◆ GOAL OF THE EXERCISE:
Return the lines that run from the line containing "Enumerate this screenshot's" through the end of the entries, both ends included. Leave out all pictures.

◆ ENTRIES SHOWN:
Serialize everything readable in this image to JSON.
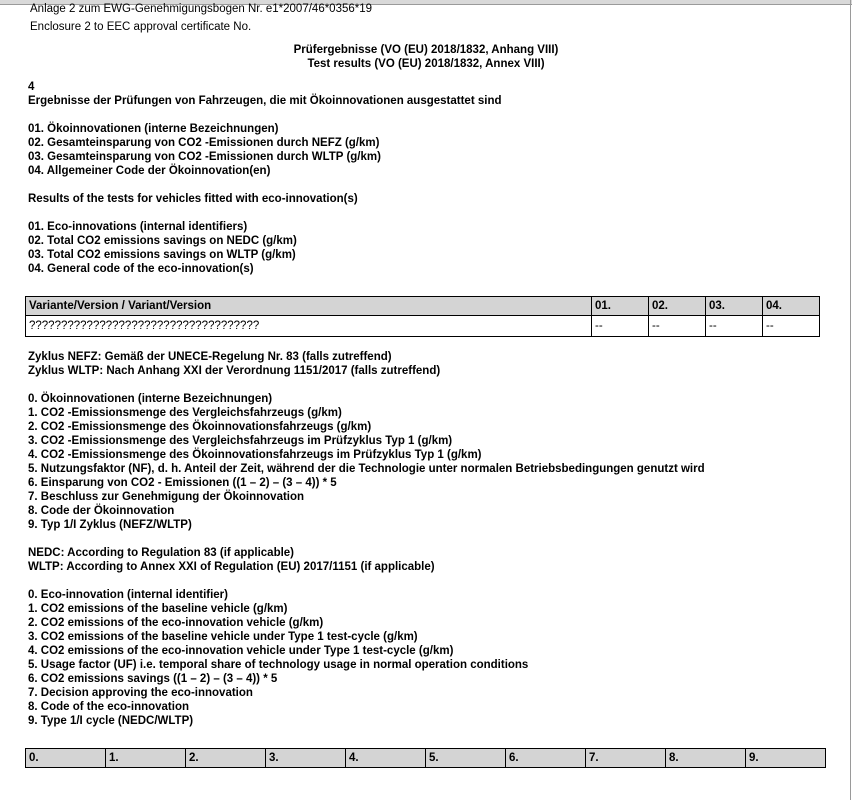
{
  "header": {
    "line1": "Anlage 2 zum EWG-Genehmigungsbogen Nr. e1*2007/46*0356*19",
    "line2": "Enclosure 2 to EEC approval certificate No."
  },
  "title": {
    "de": "Prüfergebnisse (VO (EU) 2018/1832, Anhang VIII)",
    "en": "Test results (VO (EU) 2018/1832, Annex VIII)"
  },
  "section_de": {
    "number": "4",
    "heading": "Ergebnisse der Prüfungen von Fahrzeugen, die mit Ökoinnovationen ausgestattet sind",
    "items": [
      "01. Ökoinnovationen (interne Bezeichnungen)",
      "02. Gesamteinsparung von CO2 -Emissionen durch NEFZ (g/km)",
      "03. Gesamteinsparung von CO2 -Emissionen durch WLTP (g/km)",
      "04. Allgemeiner Code der Ökoinnovation(en)"
    ]
  },
  "section_en": {
    "heading": "Results of the tests for vehicles fitted with eco-innovation(s)",
    "items": [
      "01. Eco-innovations (internal identifiers)",
      "02. Total CO2 emissions savings on NEDC (g/km)",
      "03. Total CO2 emissions savings on WLTP (g/km)",
      "04. General code of the eco-innovation(s)"
    ]
  },
  "variant_table": {
    "headers": [
      "Variante/Version / Variant/Version",
      "01.",
      "02.",
      "03.",
      "04."
    ],
    "row": [
      "????????????????????????????????????",
      "--",
      "--",
      "--",
      "--"
    ]
  },
  "cycle_de": {
    "lines": [
      "Zyklus NEFZ: Gemäß der UNECE-Regelung Nr. 83 (falls zutreffend)",
      "Zyklus WLTP: Nach Anhang XXI der Verordnung 1151/2017 (falls zutreffend)"
    ],
    "items": [
      "0. Ökoinnovationen (interne Bezeichnungen)",
      "1. CO2 -Emissionsmenge des Vergleichsfahrzeugs (g/km)",
      "2. CO2 -Emissionsmenge des Ökoinnovationsfahrzeugs (g/km)",
      "3. CO2 -Emissionsmenge des Vergleichsfahrzeugs im Prüfzyklus Typ 1 (g/km)",
      "4. CO2 -Emissionsmenge des Ökoinnovationsfahrzeugs im Prüfzyklus Typ 1 (g/km)",
      "5. Nutzungsfaktor (NF), d. h. Anteil der Zeit, während der die Technologie unter normalen Betriebsbedingungen genutzt wird",
      "6. Einsparung von CO2 - Emissionen ((1 – 2) – (3 – 4)) * 5",
      "7. Beschluss zur Genehmigung der Ökoinnovation",
      "8. Code der Ökoinnovation",
      "9. Typ 1/I Zyklus (NEFZ/WLTP)"
    ]
  },
  "cycle_en": {
    "lines": [
      "NEDC: According to Regulation 83 (if applicable)",
      "WLTP: According to Annex XXI of Regulation (EU) 2017/1151 (if applicable)"
    ],
    "items": [
      "0. Eco-innovation (internal identifier)",
      "1. CO2 emissions of the baseline vehicle (g/km)",
      "2. CO2 emissions of the eco-innovation vehicle (g/km)",
      "3. CO2 emissions of the baseline vehicle under Type 1 test-cycle (g/km)",
      "4. CO2 emissions of the eco-innovation vehicle under Type 1 test-cycle (g/km)",
      "5. Usage factor (UF) i.e. temporal share of technology usage in normal operation conditions",
      "6. CO2 emissions savings ((1 – 2) – (3 – 4)) * 5",
      "7. Decision approving the eco-innovation",
      "8. Code of the eco-innovation",
      "9. Type 1/I cycle (NEDC/WLTP)"
    ]
  },
  "bottom_table": {
    "headers": [
      "0.",
      "1.",
      "2.",
      "3.",
      "4.",
      "5.",
      "6.",
      "7.",
      "8.",
      "9."
    ]
  }
}
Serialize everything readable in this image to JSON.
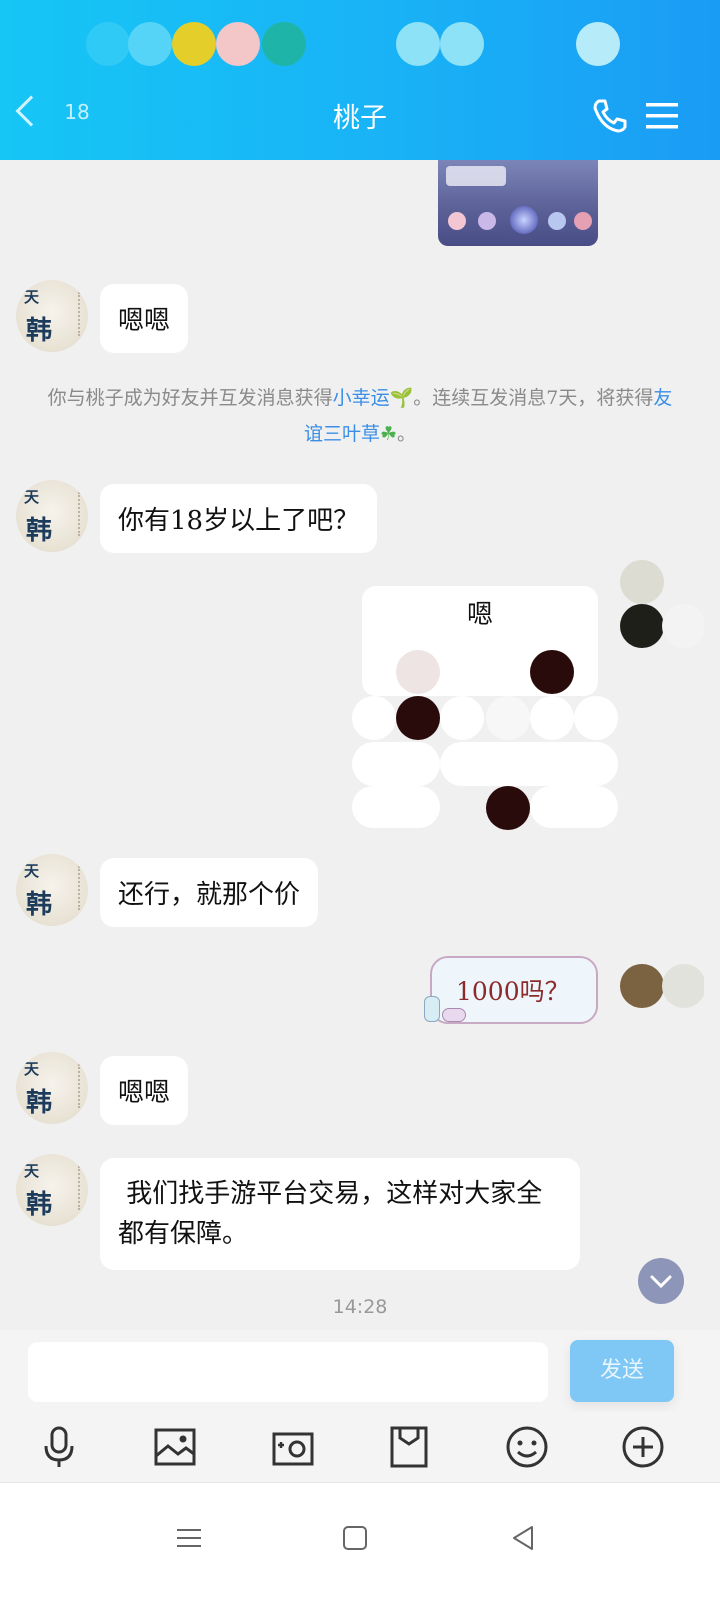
{
  "header": {
    "title": "桃子",
    "unread_badge": "18",
    "phone_icon": "phone-icon",
    "menu_icon": "menu-icon"
  },
  "messages": [
    {
      "side": "left",
      "text": "嗯嗯"
    },
    {
      "side": "left",
      "text": "你有18岁以上了吧？"
    },
    {
      "side": "right",
      "text": "嗯"
    },
    {
      "side": "left",
      "text": "还行，就那个价"
    },
    {
      "side": "right",
      "text": "1000吗？"
    },
    {
      "side": "left",
      "text": "嗯嗯"
    },
    {
      "side": "left",
      "text": " 我们找手游平台交易，这样对大家全都有保障。"
    }
  ],
  "avatar_text": {
    "top": "天",
    "main": "韩"
  },
  "system_notice": {
    "prefix": "你与桃子成为好友并互发消息获得",
    "link1": "小幸运",
    "middle": "。连续互发消息7天，将获得",
    "link2": "友谊三叶草",
    "suffix": "。"
  },
  "timestamp": "14:28",
  "input": {
    "placeholder": "",
    "send_label": "发送"
  },
  "toolbar_icons": [
    "microphone-icon",
    "image-icon",
    "camera-icon",
    "file-icon",
    "emoji-icon",
    "plus-icon"
  ],
  "colors": {
    "accent": "#19b2f6",
    "link": "#3b8ee6",
    "send": "#7fc7f5"
  }
}
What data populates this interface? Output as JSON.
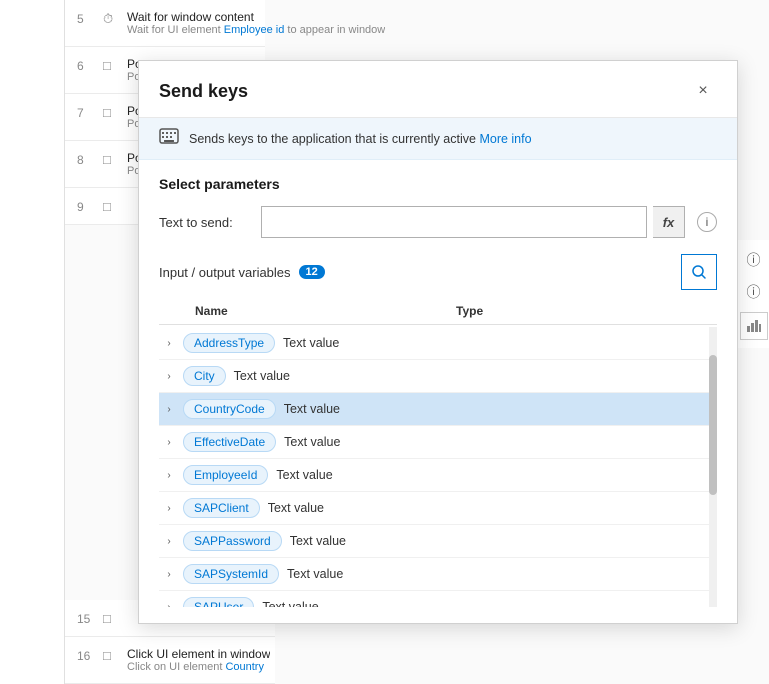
{
  "workflow": {
    "items": [
      {
        "num": "5",
        "icon": "wait-icon",
        "title": "Wait for window content",
        "sub": "Wait for UI element ",
        "highlight": "Employee id",
        "sub2": " to appear in window"
      },
      {
        "num": "6",
        "icon": "popup-icon",
        "title": "Pop",
        "sub": "Pop"
      },
      {
        "num": "7",
        "icon": "popup-icon",
        "title": "Pop",
        "sub": "Pop"
      },
      {
        "num": "8",
        "icon": "popup-icon",
        "title": "Pop",
        "sub": "Pop"
      },
      {
        "num": "9",
        "icon": "popup-icon",
        "title": "",
        "sub": ""
      }
    ],
    "bottom_items": [
      {
        "num": "15",
        "icon": "popup-icon",
        "title": "",
        "sub": ""
      },
      {
        "num": "16",
        "icon": "click-icon",
        "title": "Click UI element in window",
        "sub": "Click on UI element ",
        "highlight": "Country",
        "sub2": ""
      }
    ]
  },
  "modal": {
    "title": "Send keys",
    "close_label": "×",
    "info_text": "Sends keys to the application that is currently active",
    "info_link": "More info",
    "section_title": "Select parameters",
    "form": {
      "label": "Text to send:",
      "placeholder": "",
      "fx_label": "fx"
    },
    "variables": {
      "label": "Input / output variables",
      "count": "12",
      "search_placeholder": "Search",
      "columns": {
        "name": "Name",
        "type": "Type"
      },
      "rows": [
        {
          "id": "AddressType",
          "type": "Text value",
          "selected": false
        },
        {
          "id": "City",
          "type": "Text value",
          "selected": false
        },
        {
          "id": "CountryCode",
          "type": "Text value",
          "selected": true
        },
        {
          "id": "EffectiveDate",
          "type": "Text value",
          "selected": false
        },
        {
          "id": "EmployeeId",
          "type": "Text value",
          "selected": false
        },
        {
          "id": "SAPClient",
          "type": "Text value",
          "selected": false
        },
        {
          "id": "SAPPassword",
          "type": "Text value",
          "selected": false
        },
        {
          "id": "SAPSystemId",
          "type": "Text value",
          "selected": false
        },
        {
          "id": "SAPUser",
          "type": "Text value",
          "selected": false
        }
      ]
    }
  },
  "icons": {
    "search": "🔍",
    "info_circle": "ⓘ",
    "expand": "›",
    "close": "✕",
    "wait": "⏱",
    "popup": "□",
    "keyboard": "⌨"
  }
}
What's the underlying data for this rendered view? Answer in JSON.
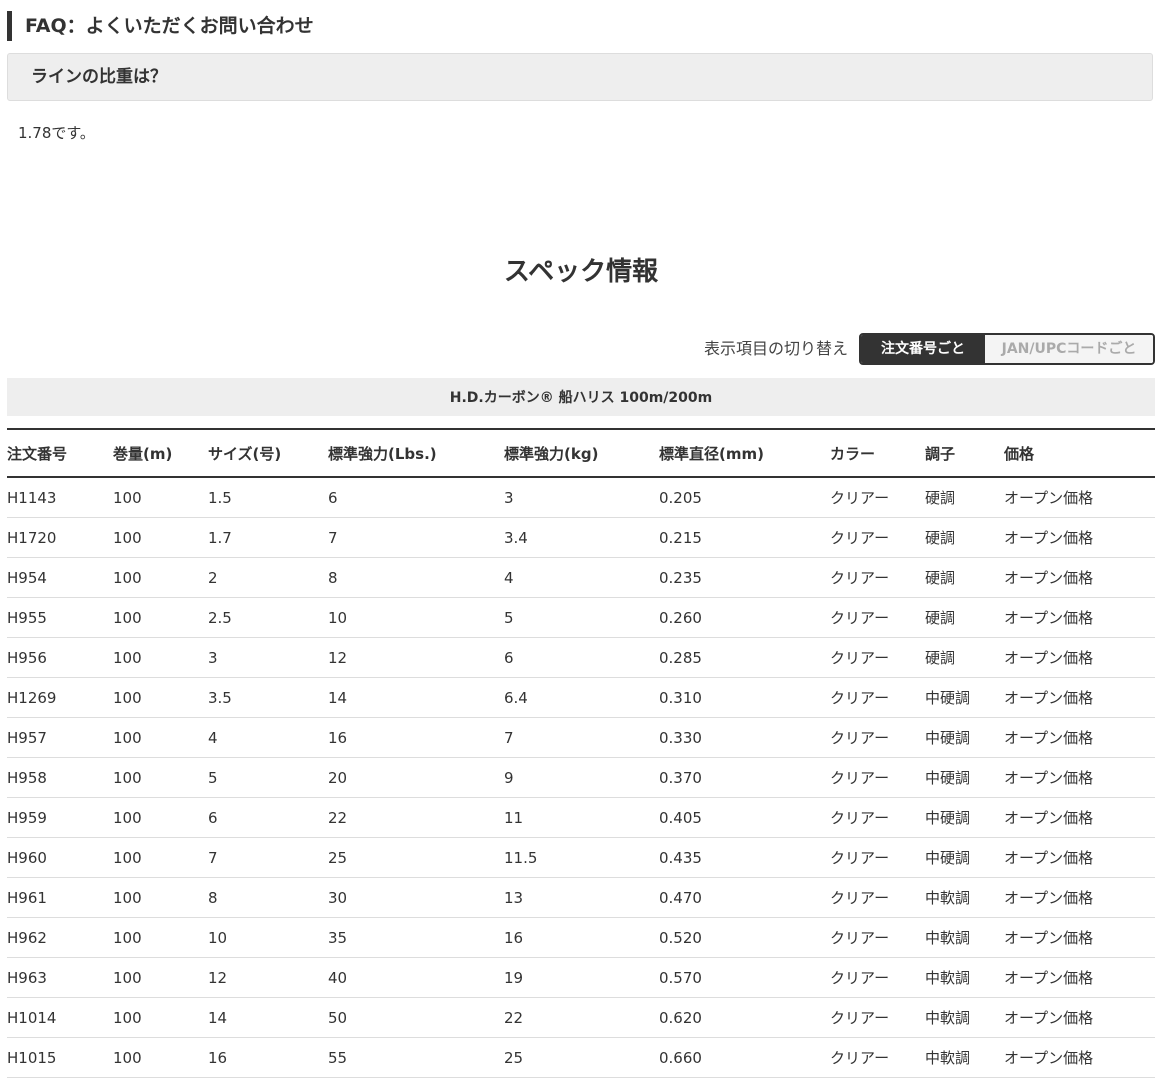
{
  "faq": {
    "heading": "FAQ：よくいただくお問い合わせ",
    "question": "ラインの比重は？",
    "answer": "1.78です。"
  },
  "spec": {
    "title": "スペック情報",
    "toggle_label": "表示項目の切り替え",
    "toggle_options": [
      "注文番号ごと",
      "JAN/UPCコードごと"
    ],
    "toggle_selected": "注文番号ごと",
    "product_name": "H.D.カーボン® 船ハリス 100m/200m",
    "columns": [
      "注文番号",
      "巻量(m)",
      "サイズ(号)",
      "標準強力(Lbs.)",
      "標準強力(kg)",
      "標準直径(mm)",
      "カラー",
      "調子",
      "価格"
    ],
    "rows": [
      [
        "H1143",
        "100",
        "1.5",
        "6",
        "3",
        "0.205",
        "クリアー",
        "硬調",
        "オープン価格"
      ],
      [
        "H1720",
        "100",
        "1.7",
        "7",
        "3.4",
        "0.215",
        "クリアー",
        "硬調",
        "オープン価格"
      ],
      [
        "H954",
        "100",
        "2",
        "8",
        "4",
        "0.235",
        "クリアー",
        "硬調",
        "オープン価格"
      ],
      [
        "H955",
        "100",
        "2.5",
        "10",
        "5",
        "0.260",
        "クリアー",
        "硬調",
        "オープン価格"
      ],
      [
        "H956",
        "100",
        "3",
        "12",
        "6",
        "0.285",
        "クリアー",
        "硬調",
        "オープン価格"
      ],
      [
        "H1269",
        "100",
        "3.5",
        "14",
        "6.4",
        "0.310",
        "クリアー",
        "中硬調",
        "オープン価格"
      ],
      [
        "H957",
        "100",
        "4",
        "16",
        "7",
        "0.330",
        "クリアー",
        "中硬調",
        "オープン価格"
      ],
      [
        "H958",
        "100",
        "5",
        "20",
        "9",
        "0.370",
        "クリアー",
        "中硬調",
        "オープン価格"
      ],
      [
        "H959",
        "100",
        "6",
        "22",
        "11",
        "0.405",
        "クリアー",
        "中硬調",
        "オープン価格"
      ],
      [
        "H960",
        "100",
        "7",
        "25",
        "11.5",
        "0.435",
        "クリアー",
        "中硬調",
        "オープン価格"
      ],
      [
        "H961",
        "100",
        "8",
        "30",
        "13",
        "0.470",
        "クリアー",
        "中軟調",
        "オープン価格"
      ],
      [
        "H962",
        "100",
        "10",
        "35",
        "16",
        "0.520",
        "クリアー",
        "中軟調",
        "オープン価格"
      ],
      [
        "H963",
        "100",
        "12",
        "40",
        "19",
        "0.570",
        "クリアー",
        "中軟調",
        "オープン価格"
      ],
      [
        "H1014",
        "100",
        "14",
        "50",
        "22",
        "0.620",
        "クリアー",
        "中軟調",
        "オープン価格"
      ],
      [
        "H1015",
        "100",
        "16",
        "55",
        "25",
        "0.660",
        "クリアー",
        "中軟調",
        "オープン価格"
      ]
    ]
  }
}
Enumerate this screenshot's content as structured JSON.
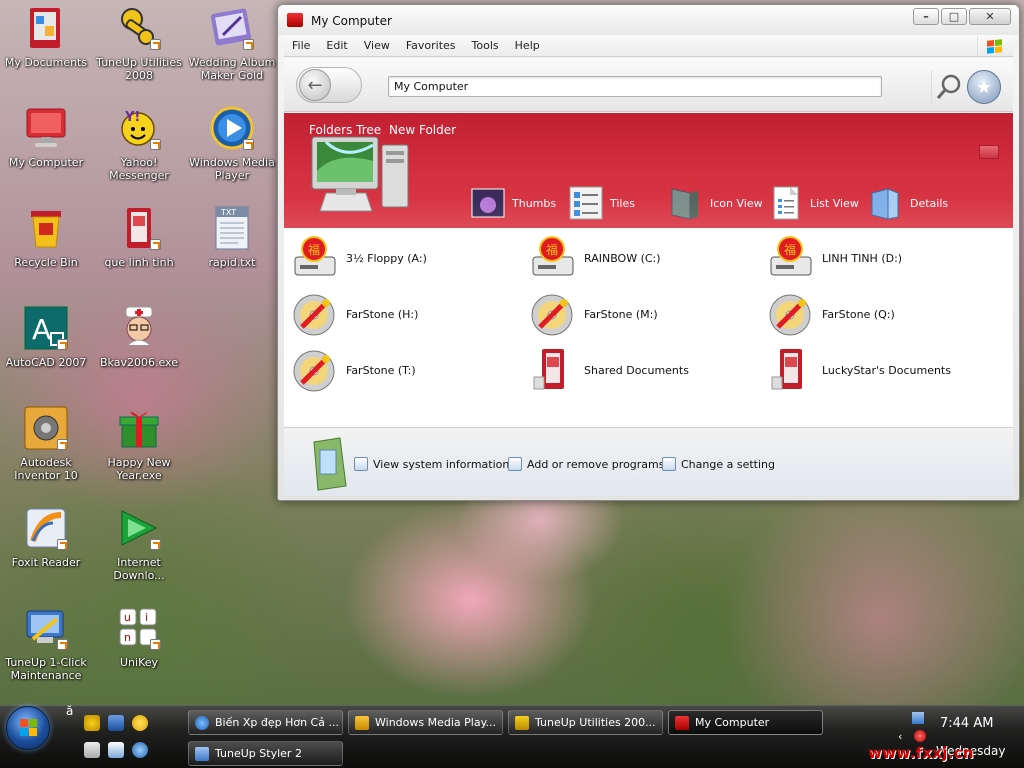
{
  "desktop": {
    "icons": [
      {
        "label": "My Documents"
      },
      {
        "label": "TuneUp Utilities 2008"
      },
      {
        "label": "Wedding Album Maker Gold"
      },
      {
        "label": "My Computer"
      },
      {
        "label": "Yahoo! Messenger"
      },
      {
        "label": "Windows Media Player"
      },
      {
        "label": "Recycle Bin"
      },
      {
        "label": "que linh tinh"
      },
      {
        "label": "rapid.txt"
      },
      {
        "label": "AutoCAD 2007"
      },
      {
        "label": "Bkav2006.exe"
      },
      {
        "label": "Autodesk Inventor 10"
      },
      {
        "label": "Happy New Year.exe"
      },
      {
        "label": "Foxit Reader"
      },
      {
        "label": "Internet Downlo..."
      },
      {
        "label": "TuneUp 1-Click Maintenance"
      },
      {
        "label": "UniKey"
      }
    ]
  },
  "window": {
    "title": "My Computer",
    "menu": [
      "File",
      "Edit",
      "View",
      "Favorites",
      "Tools",
      "Help"
    ],
    "address": "My Computer",
    "banner_links": [
      "Folders Tree",
      "New Folder"
    ],
    "views": [
      "Thumbs",
      "Tiles",
      "Icon View",
      "List View",
      "Details"
    ],
    "drives": [
      "3½ Floppy (A:)",
      "RAINBOW (C:)",
      "LINH TINH (D:)",
      "FarStone (H:)",
      "FarStone (M:)",
      "FarStone (Q:)",
      "FarStone (T:)",
      "Shared Documents",
      "LuckyStar's Documents"
    ],
    "tasks": [
      "View system information",
      "Add or remove programs",
      "Change a setting"
    ]
  },
  "taskbar": {
    "buttons": [
      "Biến Xp đẹp Hơn Cả ...",
      "Windows Media Play...",
      "TuneUp Utilities 200...",
      "My Computer",
      "TuneUp Styler 2"
    ],
    "time": "7:44 AM",
    "day": "Wednesday",
    "lang_indicator": "ă"
  },
  "watermark": "www.fxxj.cn"
}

◆ COMPLETED EXERCISE:
Enumerate this screenshot's content as structured JSON.
{
  "desktop": {
    "icons": [
      {
        "label": "My Documents"
      },
      {
        "label": "TuneUp Utilities 2008"
      },
      {
        "label": "Wedding Album Maker Gold"
      },
      {
        "label": "My Computer"
      },
      {
        "label": "Yahoo! Messenger"
      },
      {
        "label": "Windows Media Player"
      },
      {
        "label": "Recycle Bin"
      },
      {
        "label": "que linh tinh"
      },
      {
        "label": "rapid.txt"
      },
      {
        "label": "AutoCAD 2007"
      },
      {
        "label": "Bkav2006.exe"
      },
      {
        "label": "Autodesk Inventor 10"
      },
      {
        "label": "Happy New Year.exe"
      },
      {
        "label": "Foxit Reader"
      },
      {
        "label": "Internet Downlo..."
      },
      {
        "label": "TuneUp 1-Click Maintenance"
      },
      {
        "label": "UniKey"
      }
    ]
  },
  "window": {
    "title": "My Computer",
    "menu": [
      "File",
      "Edit",
      "View",
      "Favorites",
      "Tools",
      "Help"
    ],
    "address": "My Computer",
    "banner_links": [
      "Folders Tree",
      "New Folder"
    ],
    "views": [
      "Thumbs",
      "Tiles",
      "Icon View",
      "List View",
      "Details"
    ],
    "drives": [
      "3½ Floppy (A:)",
      "RAINBOW (C:)",
      "LINH TINH (D:)",
      "FarStone (H:)",
      "FarStone (M:)",
      "FarStone (Q:)",
      "FarStone (T:)",
      "Shared Documents",
      "LuckyStar's Documents"
    ],
    "tasks": [
      "View system information",
      "Add or remove programs",
      "Change a setting"
    ]
  },
  "taskbar": {
    "buttons": [
      "Biến Xp đẹp Hơn Cả ...",
      "Windows Media Play...",
      "TuneUp Utilities 200...",
      "My Computer",
      "TuneUp Styler 2"
    ],
    "time": "7:44 AM",
    "day": "Wednesday",
    "lang_indicator": "ă"
  },
  "watermark": "www.fxxj.cn"
}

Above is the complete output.